Unserved long-haul destinations with the highest potential volume from Budapest include New York, Toronto, Bangkok, Tokyo and Beijing, so Jandu is reaching out to United, Continental, American Airlines, Air Canada, Air Transat, Japan Airlines (JAL), All Nippon Airlines (ANA) and Hainan Airlines to fill these white spots. He is also speaking with Emirates Airline and Etihad Airways, but closer to home he is hoping to attract Vueling and reports “good discussions” with easyJet and Tarom.

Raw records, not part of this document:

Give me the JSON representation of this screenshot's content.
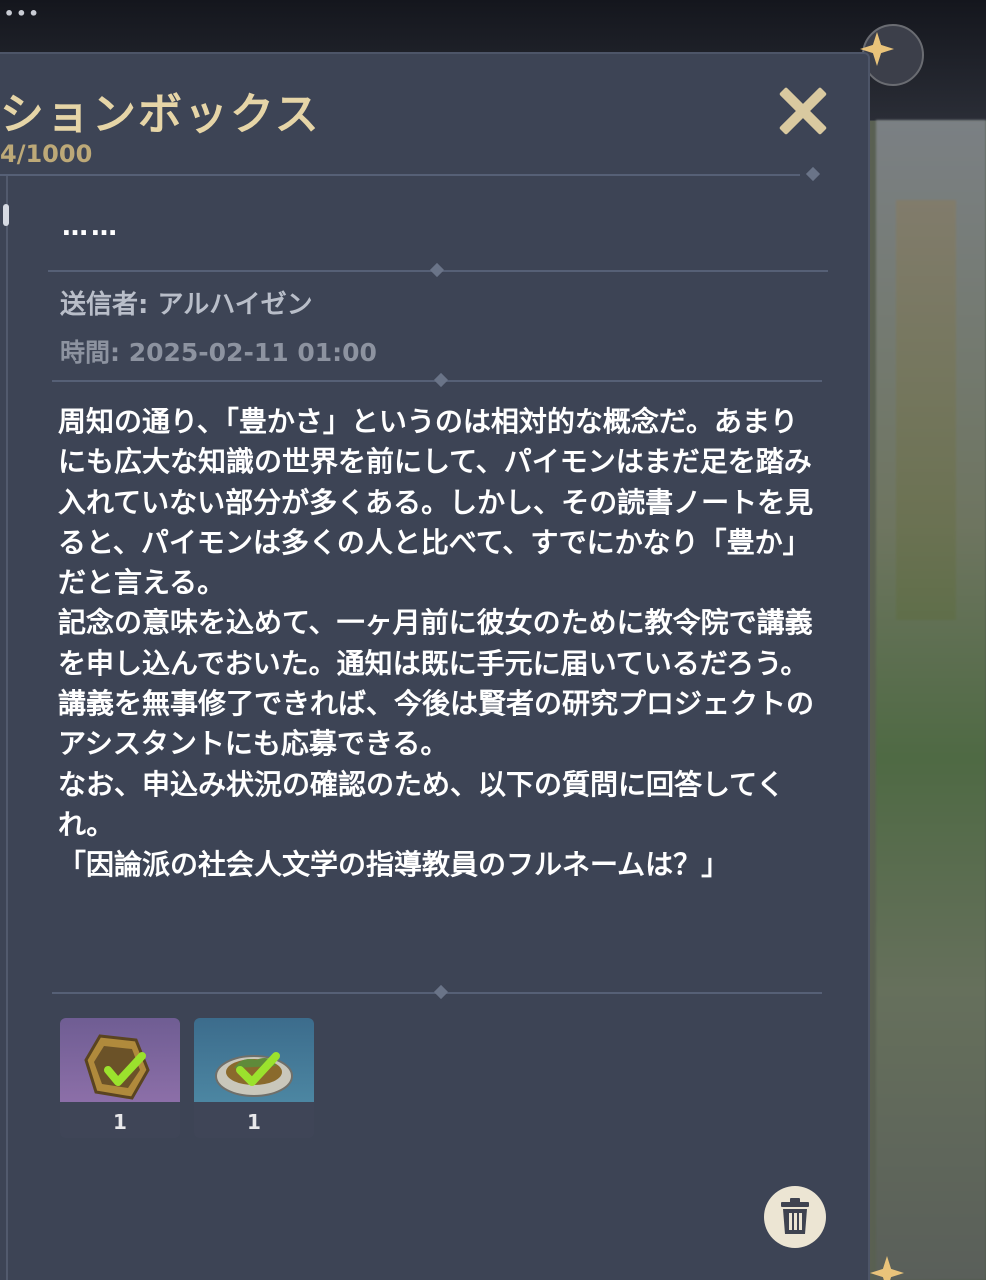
{
  "window": {
    "dots": "•••"
  },
  "panel": {
    "title": "ションボックス",
    "count": "4/1000"
  },
  "mail": {
    "subject": "……",
    "sender_label": "送信者: ",
    "sender": "アルハイゼン",
    "time_label": "時間: ",
    "time": "2025-02-11 01:00",
    "body": [
      "周知の通り、「豊かさ」というのは相対的な概念だ。あまりにも広大な知識の世界を前にして、パイモンはまだ足を踏み入れていない部分が多くある。しかし、その読書ノートを見ると、パイモンは多くの人と比べて、すでにかなり「豊か」だと言える。",
      "記念の意味を込めて、一ヶ月前に彼女のために教令院で講義を申し込んでおいた。通知は既に手元に届いているだろう。",
      "講義を無事修了できれば、今後は賢者の研究プロジェクトのアシスタントにも応募できる。",
      "なお、申込み状況の確認のため、以下の質問に回答してくれ。",
      "「因論派の社会人文学の指導教員のフルネームは？」"
    ]
  },
  "attachments": [
    {
      "icon": "gold-sigil-item-icon",
      "qty": "1",
      "claimed": true,
      "rarity_color": "#8c6fa8"
    },
    {
      "icon": "food-dish-item-icon",
      "qty": "1",
      "claimed": true,
      "rarity_color": "#4c86a2"
    }
  ],
  "colors": {
    "panel_bg": "#3d4455",
    "title": "#e6d5a7",
    "check": "#9be22d"
  }
}
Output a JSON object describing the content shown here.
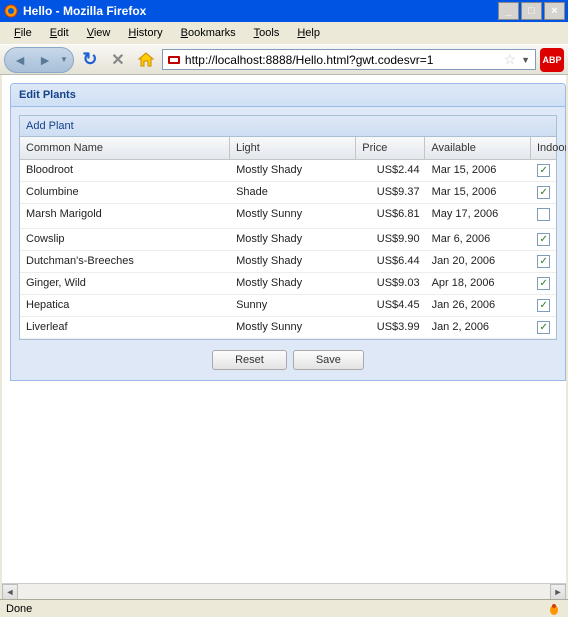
{
  "window": {
    "title": "Hello - Mozilla Firefox"
  },
  "menu": {
    "file": "File",
    "edit": "Edit",
    "view": "View",
    "history": "History",
    "bookmarks": "Bookmarks",
    "tools": "Tools",
    "help": "Help"
  },
  "url": "http://localhost:8888/Hello.html?gwt.codesvr=1",
  "panel": {
    "title": "Edit Plants",
    "add_button": "Add Plant"
  },
  "columns": {
    "name": "Common Name",
    "light": "Light",
    "price": "Price",
    "available": "Available",
    "indoor": "Indoor"
  },
  "rows": [
    {
      "name": "Bloodroot",
      "light": "Mostly Shady",
      "price": "US$2.44",
      "available": "Mar 15, 2006",
      "indoor": true
    },
    {
      "name": "Columbine",
      "light": "Shade",
      "price": "US$9.37",
      "available": "Mar 15, 2006",
      "indoor": true
    },
    {
      "name": "Marsh Marigold",
      "light": "Mostly Sunny",
      "price": "US$6.81",
      "available": "May 17, 2006",
      "indoor": false
    },
    {
      "name": "Cowslip",
      "light": "Mostly Shady",
      "price": "US$9.90",
      "available": "Mar 6, 2006",
      "indoor": true
    },
    {
      "name": "Dutchman's-Breeches",
      "light": "Mostly Shady",
      "price": "US$6.44",
      "available": "Jan 20, 2006",
      "indoor": true
    },
    {
      "name": "Ginger, Wild",
      "light": "Mostly Shady",
      "price": "US$9.03",
      "available": "Apr 18, 2006",
      "indoor": true
    },
    {
      "name": "Hepatica",
      "light": "Sunny",
      "price": "US$4.45",
      "available": "Jan 26, 2006",
      "indoor": true
    },
    {
      "name": "Liverleaf",
      "light": "Mostly Sunny",
      "price": "US$3.99",
      "available": "Jan 2, 2006",
      "indoor": true
    }
  ],
  "buttons": {
    "reset": "Reset",
    "save": "Save"
  },
  "status": "Done"
}
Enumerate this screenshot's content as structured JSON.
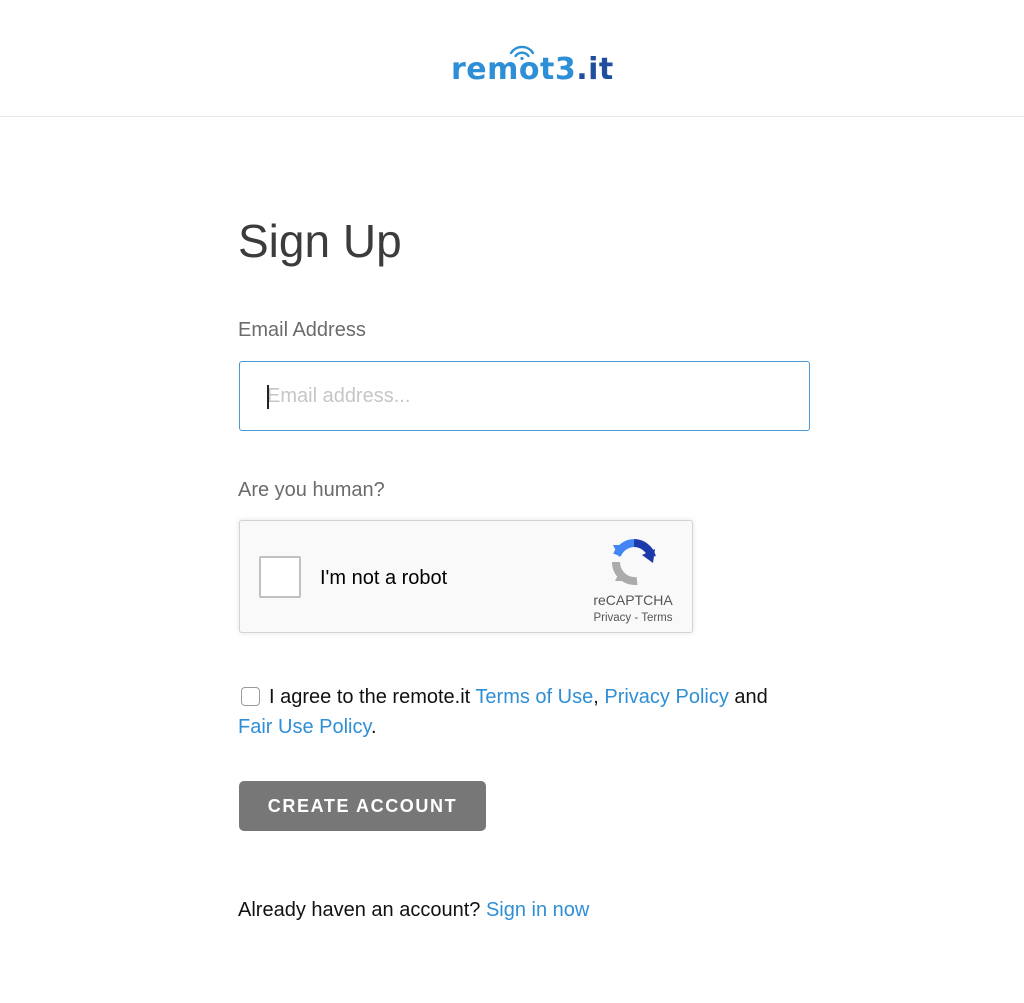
{
  "header": {
    "logo": {
      "text_light": "remot",
      "text_mid": "3",
      "text_dark": ".it",
      "colors": {
        "blue": "#2f8fd6",
        "navy": "#1f4f9c"
      }
    }
  },
  "form": {
    "title": "Sign Up",
    "email": {
      "label": "Email Address",
      "value": "",
      "placeholder": "Email address..."
    },
    "captcha": {
      "label": "Are you human?",
      "checkbox_label": "I'm not a robot",
      "brand": "reCAPTCHA",
      "privacy": "Privacy",
      "separator": " - ",
      "terms": "Terms"
    },
    "agreement": {
      "prefix": "I agree to the remote.it ",
      "terms_link": "Terms of Use",
      "comma": ",",
      "privacy_link": "Privacy Policy",
      "and": " and",
      "fair_use_link": "Fair Use Policy",
      "period": ".",
      "checked": false
    },
    "submit_label": "CREATE ACCOUNT",
    "signin": {
      "prompt": "Already haven an account?",
      "link": "Sign in now"
    }
  },
  "colors": {
    "accent": "#2f8fd6",
    "button": "#777777",
    "input_border": "#4a9ad8"
  }
}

Looking further into the future, in ten years’ time Budapest is aiming to grow from 90 to 130 destinations, of which 15% will be long-haul compared with 2% today. It is also aiming to increase its connecting traffic which plummeted from 1.5 million a year to “several thousand at most” since Malev disappeared. But while Jandu plans to evaluate ways of introducing self-connecting opportunities in the second or third quarter of this year, he believes the former levels will never be restored. He also ruled out the prospect of a Malev revival: “That is not on the horizon, the market has gone now. There is nothing really left.”
As that long day in February 2012 finally drew to a close, Jandu took some of his team to the new SkyCourt restaurant overlooking the apron at Budapest. “One of the lessors had asked for the Malev aircraft to be flown out to Shannon. There was a synchronised parade of 18 or 19 aircraft, just leaving one by one. The tears streamed from all the Hungarians. Anyone who’s worked in aviation in Hungary has at some stage worked for Malev. It was a sad, poignant moment,” he explained.